» **WHAT IS EXPECTED**: All of the entries below should be printed exactly; the pictures are to be left out.

Excerpts from an interface dataset
────────────────────
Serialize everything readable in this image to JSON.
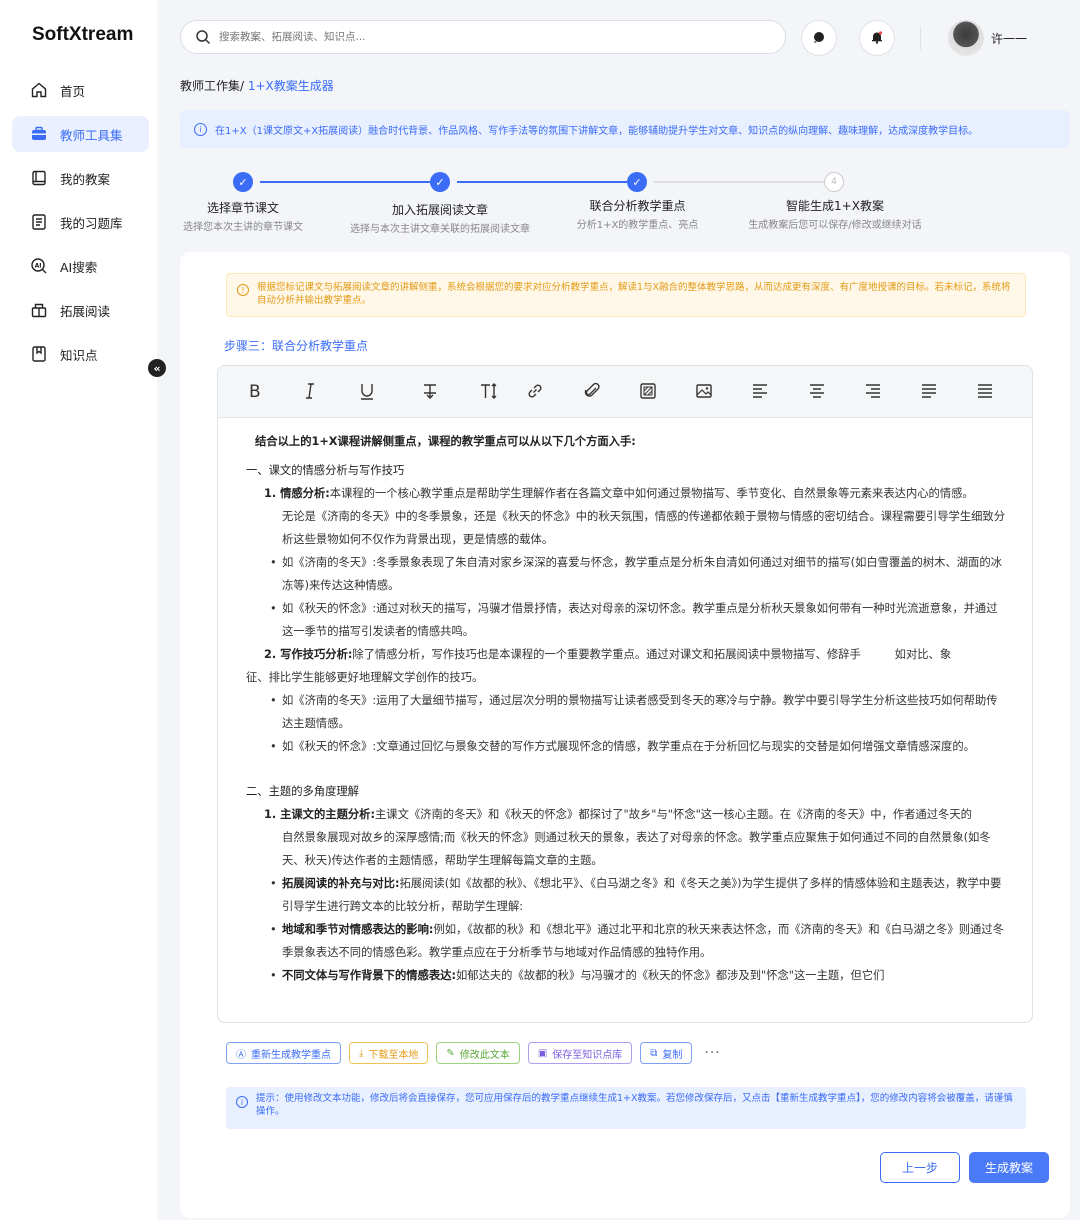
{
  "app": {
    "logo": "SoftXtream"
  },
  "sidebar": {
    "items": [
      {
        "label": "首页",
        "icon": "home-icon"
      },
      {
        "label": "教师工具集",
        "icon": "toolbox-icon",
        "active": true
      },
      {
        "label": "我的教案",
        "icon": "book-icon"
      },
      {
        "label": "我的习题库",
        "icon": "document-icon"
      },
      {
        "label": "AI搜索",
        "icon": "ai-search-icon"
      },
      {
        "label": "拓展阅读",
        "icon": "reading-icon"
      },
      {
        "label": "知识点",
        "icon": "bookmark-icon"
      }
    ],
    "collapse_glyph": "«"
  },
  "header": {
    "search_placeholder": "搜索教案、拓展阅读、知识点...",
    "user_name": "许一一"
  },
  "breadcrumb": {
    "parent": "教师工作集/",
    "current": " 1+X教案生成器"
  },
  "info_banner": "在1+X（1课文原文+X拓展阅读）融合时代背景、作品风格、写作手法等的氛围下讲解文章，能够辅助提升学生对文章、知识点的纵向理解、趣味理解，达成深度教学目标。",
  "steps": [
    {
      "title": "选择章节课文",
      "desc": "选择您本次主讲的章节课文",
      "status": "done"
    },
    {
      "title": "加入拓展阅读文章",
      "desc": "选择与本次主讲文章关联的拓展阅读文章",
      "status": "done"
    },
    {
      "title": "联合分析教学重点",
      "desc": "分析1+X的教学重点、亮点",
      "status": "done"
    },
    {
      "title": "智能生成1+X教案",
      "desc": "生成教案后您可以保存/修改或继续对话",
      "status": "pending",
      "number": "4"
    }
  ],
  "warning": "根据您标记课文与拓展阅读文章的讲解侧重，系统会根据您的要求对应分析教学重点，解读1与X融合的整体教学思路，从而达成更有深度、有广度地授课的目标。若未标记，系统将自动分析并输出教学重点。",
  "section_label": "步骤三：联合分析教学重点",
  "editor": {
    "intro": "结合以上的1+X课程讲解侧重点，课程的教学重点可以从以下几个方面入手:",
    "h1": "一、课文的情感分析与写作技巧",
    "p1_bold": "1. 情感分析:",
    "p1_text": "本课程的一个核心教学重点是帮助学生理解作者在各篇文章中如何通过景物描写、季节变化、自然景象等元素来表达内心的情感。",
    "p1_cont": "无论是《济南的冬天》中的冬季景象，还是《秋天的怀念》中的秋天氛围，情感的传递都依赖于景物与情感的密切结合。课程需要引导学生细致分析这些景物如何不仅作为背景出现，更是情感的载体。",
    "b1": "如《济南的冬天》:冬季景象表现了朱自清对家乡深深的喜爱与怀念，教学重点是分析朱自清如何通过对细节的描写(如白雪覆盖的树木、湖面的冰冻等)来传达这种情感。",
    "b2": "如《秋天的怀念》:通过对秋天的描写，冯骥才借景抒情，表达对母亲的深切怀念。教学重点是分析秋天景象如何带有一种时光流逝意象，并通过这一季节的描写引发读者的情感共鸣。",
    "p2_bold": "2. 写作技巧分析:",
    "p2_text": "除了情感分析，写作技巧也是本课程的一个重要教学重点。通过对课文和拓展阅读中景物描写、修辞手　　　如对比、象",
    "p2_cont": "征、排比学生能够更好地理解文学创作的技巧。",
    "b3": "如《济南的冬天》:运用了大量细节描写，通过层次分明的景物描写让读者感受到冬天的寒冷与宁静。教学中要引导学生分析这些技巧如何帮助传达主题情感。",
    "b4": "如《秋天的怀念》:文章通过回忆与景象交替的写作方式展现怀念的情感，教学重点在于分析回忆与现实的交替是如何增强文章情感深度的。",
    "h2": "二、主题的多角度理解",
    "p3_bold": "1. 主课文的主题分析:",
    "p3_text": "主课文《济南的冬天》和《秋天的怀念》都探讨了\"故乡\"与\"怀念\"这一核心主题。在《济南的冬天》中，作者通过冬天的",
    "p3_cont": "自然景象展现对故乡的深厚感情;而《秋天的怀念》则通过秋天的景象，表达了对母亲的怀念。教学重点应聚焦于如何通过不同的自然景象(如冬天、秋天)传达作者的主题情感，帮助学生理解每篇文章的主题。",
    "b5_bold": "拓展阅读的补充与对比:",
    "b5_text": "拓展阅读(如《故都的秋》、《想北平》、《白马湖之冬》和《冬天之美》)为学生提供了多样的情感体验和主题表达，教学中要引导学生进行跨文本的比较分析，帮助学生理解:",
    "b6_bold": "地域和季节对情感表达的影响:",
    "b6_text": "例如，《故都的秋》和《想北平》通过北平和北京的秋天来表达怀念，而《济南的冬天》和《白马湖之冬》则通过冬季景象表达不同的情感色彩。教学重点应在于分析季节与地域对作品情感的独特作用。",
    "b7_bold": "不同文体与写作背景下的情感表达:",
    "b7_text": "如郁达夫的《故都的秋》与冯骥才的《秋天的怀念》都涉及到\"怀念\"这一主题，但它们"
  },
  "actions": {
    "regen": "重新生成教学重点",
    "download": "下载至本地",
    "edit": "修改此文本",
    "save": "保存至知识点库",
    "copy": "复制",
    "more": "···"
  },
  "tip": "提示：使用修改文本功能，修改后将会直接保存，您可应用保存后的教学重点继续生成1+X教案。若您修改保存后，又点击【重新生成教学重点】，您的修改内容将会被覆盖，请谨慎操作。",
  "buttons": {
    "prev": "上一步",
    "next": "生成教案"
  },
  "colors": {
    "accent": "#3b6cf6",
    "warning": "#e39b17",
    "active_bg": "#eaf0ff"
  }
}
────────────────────
» **ANSWER TO THE PROBLEM**:
Serialize everything readable in this image to JSON.
{
  "app": {
    "logo": "SoftXtream"
  },
  "sidebar": {
    "items": [
      {
        "label": "首页",
        "icon": "home-icon"
      },
      {
        "label": "教师工具集",
        "icon": "toolbox-icon",
        "active": true
      },
      {
        "label": "我的教案",
        "icon": "book-icon"
      },
      {
        "label": "我的习题库",
        "icon": "document-icon"
      },
      {
        "label": "AI搜索",
        "icon": "ai-search-icon"
      },
      {
        "label": "拓展阅读",
        "icon": "reading-icon"
      },
      {
        "label": "知识点",
        "icon": "bookmark-icon"
      }
    ],
    "collapse_glyph": "«"
  },
  "header": {
    "search_placeholder": "搜索教案、拓展阅读、知识点...",
    "user_name": "许一一"
  },
  "breadcrumb": {
    "parent": "教师工作集/",
    "current": " 1+X教案生成器"
  },
  "info_banner": "在1+X（1课文原文+X拓展阅读）融合时代背景、作品风格、写作手法等的氛围下讲解文章，能够辅助提升学生对文章、知识点的纵向理解、趣味理解，达成深度教学目标。",
  "steps": [
    {
      "title": "选择章节课文",
      "desc": "选择您本次主讲的章节课文",
      "status": "done"
    },
    {
      "title": "加入拓展阅读文章",
      "desc": "选择与本次主讲文章关联的拓展阅读文章",
      "status": "done"
    },
    {
      "title": "联合分析教学重点",
      "desc": "分析1+X的教学重点、亮点",
      "status": "done"
    },
    {
      "title": "智能生成1+X教案",
      "desc": "生成教案后您可以保存/修改或继续对话",
      "status": "pending",
      "number": "4"
    }
  ],
  "warning": "根据您标记课文与拓展阅读文章的讲解侧重，系统会根据您的要求对应分析教学重点，解读1与X融合的整体教学思路，从而达成更有深度、有广度地授课的目标。若未标记，系统将自动分析并输出教学重点。",
  "section_label": "步骤三：联合分析教学重点",
  "editor": {
    "intro": "结合以上的1+X课程讲解侧重点，课程的教学重点可以从以下几个方面入手:",
    "h1": "一、课文的情感分析与写作技巧",
    "p1_bold": "1. 情感分析:",
    "p1_text": "本课程的一个核心教学重点是帮助学生理解作者在各篇文章中如何通过景物描写、季节变化、自然景象等元素来表达内心的情感。",
    "p1_cont": "无论是《济南的冬天》中的冬季景象，还是《秋天的怀念》中的秋天氛围，情感的传递都依赖于景物与情感的密切结合。课程需要引导学生细致分析这些景物如何不仅作为背景出现，更是情感的载体。",
    "b1": "如《济南的冬天》:冬季景象表现了朱自清对家乡深深的喜爱与怀念，教学重点是分析朱自清如何通过对细节的描写(如白雪覆盖的树木、湖面的冰冻等)来传达这种情感。",
    "b2": "如《秋天的怀念》:通过对秋天的描写，冯骥才借景抒情，表达对母亲的深切怀念。教学重点是分析秋天景象如何带有一种时光流逝意象，并通过这一季节的描写引发读者的情感共鸣。",
    "p2_bold": "2. 写作技巧分析:",
    "p2_text": "除了情感分析，写作技巧也是本课程的一个重要教学重点。通过对课文和拓展阅读中景物描写、修辞手　　　如对比、象",
    "p2_cont": "征、排比学生能够更好地理解文学创作的技巧。",
    "b3": "如《济南的冬天》:运用了大量细节描写，通过层次分明的景物描写让读者感受到冬天的寒冷与宁静。教学中要引导学生分析这些技巧如何帮助传达主题情感。",
    "b4": "如《秋天的怀念》:文章通过回忆与景象交替的写作方式展现怀念的情感，教学重点在于分析回忆与现实的交替是如何增强文章情感深度的。",
    "h2": "二、主题的多角度理解",
    "p3_bold": "1. 主课文的主题分析:",
    "p3_text": "主课文《济南的冬天》和《秋天的怀念》都探讨了\"故乡\"与\"怀念\"这一核心主题。在《济南的冬天》中，作者通过冬天的",
    "p3_cont": "自然景象展现对故乡的深厚感情;而《秋天的怀念》则通过秋天的景象，表达了对母亲的怀念。教学重点应聚焦于如何通过不同的自然景象(如冬天、秋天)传达作者的主题情感，帮助学生理解每篇文章的主题。",
    "b5_bold": "拓展阅读的补充与对比:",
    "b5_text": "拓展阅读(如《故都的秋》、《想北平》、《白马湖之冬》和《冬天之美》)为学生提供了多样的情感体验和主题表达，教学中要引导学生进行跨文本的比较分析，帮助学生理解:",
    "b6_bold": "地域和季节对情感表达的影响:",
    "b6_text": "例如，《故都的秋》和《想北平》通过北平和北京的秋天来表达怀念，而《济南的冬天》和《白马湖之冬》则通过冬季景象表达不同的情感色彩。教学重点应在于分析季节与地域对作品情感的独特作用。",
    "b7_bold": "不同文体与写作背景下的情感表达:",
    "b7_text": "如郁达夫的《故都的秋》与冯骥才的《秋天的怀念》都涉及到\"怀念\"这一主题，但它们"
  },
  "actions": {
    "regen": "重新生成教学重点",
    "download": "下载至本地",
    "edit": "修改此文本",
    "save": "保存至知识点库",
    "copy": "复制",
    "more": "···"
  },
  "tip": "提示：使用修改文本功能，修改后将会直接保存，您可应用保存后的教学重点继续生成1+X教案。若您修改保存后，又点击【重新生成教学重点】，您的修改内容将会被覆盖，请谨慎操作。",
  "buttons": {
    "prev": "上一步",
    "next": "生成教案"
  },
  "colors": {
    "accent": "#3b6cf6",
    "warning": "#e39b17",
    "active_bg": "#eaf0ff"
  }
}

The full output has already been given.